Top of Extracted information

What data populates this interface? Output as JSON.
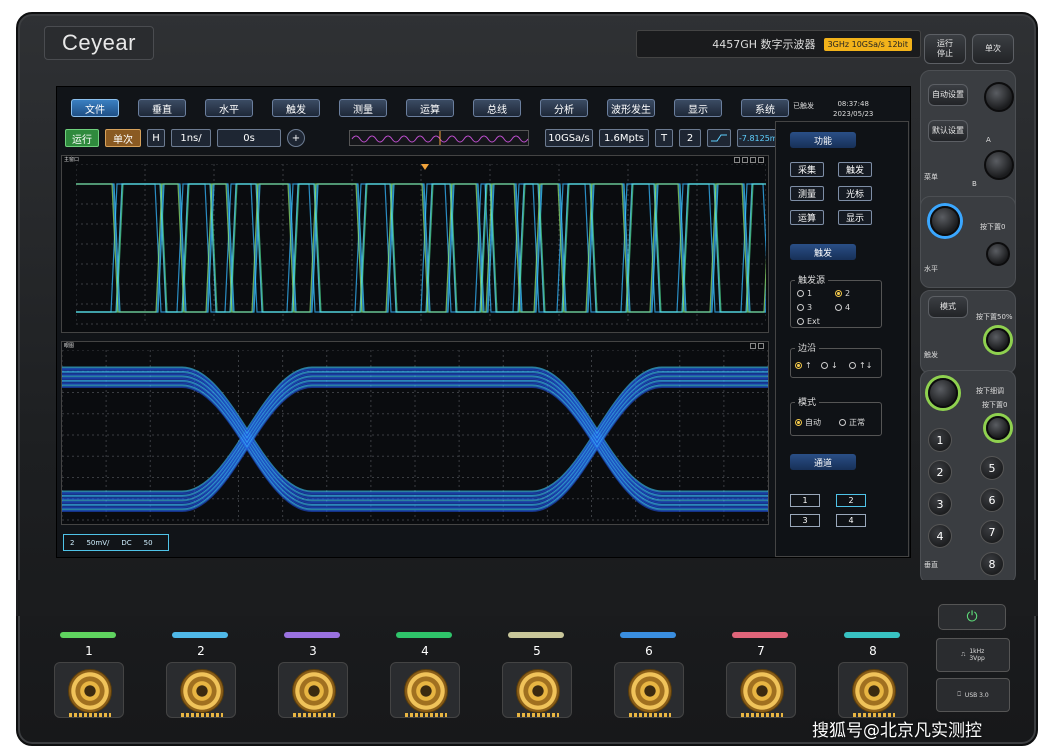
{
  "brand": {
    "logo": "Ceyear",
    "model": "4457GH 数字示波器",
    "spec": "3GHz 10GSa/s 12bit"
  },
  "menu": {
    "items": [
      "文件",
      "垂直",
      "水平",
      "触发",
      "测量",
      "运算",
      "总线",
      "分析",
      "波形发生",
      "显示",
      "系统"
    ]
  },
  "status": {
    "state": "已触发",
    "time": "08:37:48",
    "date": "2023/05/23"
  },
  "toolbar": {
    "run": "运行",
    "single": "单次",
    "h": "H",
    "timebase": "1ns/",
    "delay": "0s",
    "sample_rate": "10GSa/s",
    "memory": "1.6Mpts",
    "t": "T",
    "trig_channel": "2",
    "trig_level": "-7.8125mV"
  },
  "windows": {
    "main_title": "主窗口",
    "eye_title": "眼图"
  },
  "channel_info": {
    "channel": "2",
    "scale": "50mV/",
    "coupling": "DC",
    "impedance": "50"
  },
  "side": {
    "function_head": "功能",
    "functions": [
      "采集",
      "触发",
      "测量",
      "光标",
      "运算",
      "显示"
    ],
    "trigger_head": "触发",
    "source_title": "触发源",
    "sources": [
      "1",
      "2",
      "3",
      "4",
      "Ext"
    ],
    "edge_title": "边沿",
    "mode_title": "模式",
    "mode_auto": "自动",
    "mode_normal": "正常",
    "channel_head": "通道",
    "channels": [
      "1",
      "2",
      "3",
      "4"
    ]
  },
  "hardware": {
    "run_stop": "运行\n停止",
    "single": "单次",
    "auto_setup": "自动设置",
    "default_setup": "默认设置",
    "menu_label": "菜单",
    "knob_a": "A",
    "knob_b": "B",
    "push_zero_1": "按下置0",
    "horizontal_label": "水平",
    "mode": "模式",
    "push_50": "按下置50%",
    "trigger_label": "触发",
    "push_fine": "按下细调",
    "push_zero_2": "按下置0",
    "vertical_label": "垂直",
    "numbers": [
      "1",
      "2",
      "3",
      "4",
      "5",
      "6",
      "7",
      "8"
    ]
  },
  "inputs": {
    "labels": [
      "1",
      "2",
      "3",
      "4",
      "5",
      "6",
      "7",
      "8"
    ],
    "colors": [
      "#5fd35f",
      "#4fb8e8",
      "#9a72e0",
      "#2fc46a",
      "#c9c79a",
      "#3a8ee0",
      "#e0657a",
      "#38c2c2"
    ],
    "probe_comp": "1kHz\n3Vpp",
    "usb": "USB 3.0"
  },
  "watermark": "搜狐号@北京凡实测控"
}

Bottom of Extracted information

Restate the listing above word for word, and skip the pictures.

What data populates this interface? Output as JSON.
{
  "brand": {
    "logo": "Ceyear",
    "model": "4457GH 数字示波器",
    "spec": "3GHz 10GSa/s 12bit"
  },
  "menu": {
    "items": [
      "文件",
      "垂直",
      "水平",
      "触发",
      "测量",
      "运算",
      "总线",
      "分析",
      "波形发生",
      "显示",
      "系统"
    ]
  },
  "status": {
    "state": "已触发",
    "time": "08:37:48",
    "date": "2023/05/23"
  },
  "toolbar": {
    "run": "运行",
    "single": "单次",
    "h": "H",
    "timebase": "1ns/",
    "delay": "0s",
    "sample_rate": "10GSa/s",
    "memory": "1.6Mpts",
    "t": "T",
    "trig_channel": "2",
    "trig_level": "-7.8125mV"
  },
  "windows": {
    "main_title": "主窗口",
    "eye_title": "眼图"
  },
  "channel_info": {
    "channel": "2",
    "scale": "50mV/",
    "coupling": "DC",
    "impedance": "50"
  },
  "side": {
    "function_head": "功能",
    "functions": [
      "采集",
      "触发",
      "测量",
      "光标",
      "运算",
      "显示"
    ],
    "trigger_head": "触发",
    "source_title": "触发源",
    "sources": [
      "1",
      "2",
      "3",
      "4",
      "Ext"
    ],
    "edge_title": "边沿",
    "mode_title": "模式",
    "mode_auto": "自动",
    "mode_normal": "正常",
    "channel_head": "通道",
    "channels": [
      "1",
      "2",
      "3",
      "4"
    ]
  },
  "hardware": {
    "run_stop": "运行\n停止",
    "single": "单次",
    "auto_setup": "自动设置",
    "default_setup": "默认设置",
    "menu_label": "菜单",
    "knob_a": "A",
    "knob_b": "B",
    "push_zero_1": "按下置0",
    "horizontal_label": "水平",
    "mode": "模式",
    "push_50": "按下置50%",
    "trigger_label": "触发",
    "push_fine": "按下细调",
    "push_zero_2": "按下置0",
    "vertical_label": "垂直",
    "numbers": [
      "1",
      "2",
      "3",
      "4",
      "5",
      "6",
      "7",
      "8"
    ]
  },
  "inputs": {
    "labels": [
      "1",
      "2",
      "3",
      "4",
      "5",
      "6",
      "7",
      "8"
    ],
    "colors": [
      "#5fd35f",
      "#4fb8e8",
      "#9a72e0",
      "#2fc46a",
      "#c9c79a",
      "#3a8ee0",
      "#e0657a",
      "#38c2c2"
    ],
    "probe_comp": "1kHz\n3Vpp",
    "usb": "USB 3.0"
  },
  "watermark": "搜狐号@北京凡实测控"
}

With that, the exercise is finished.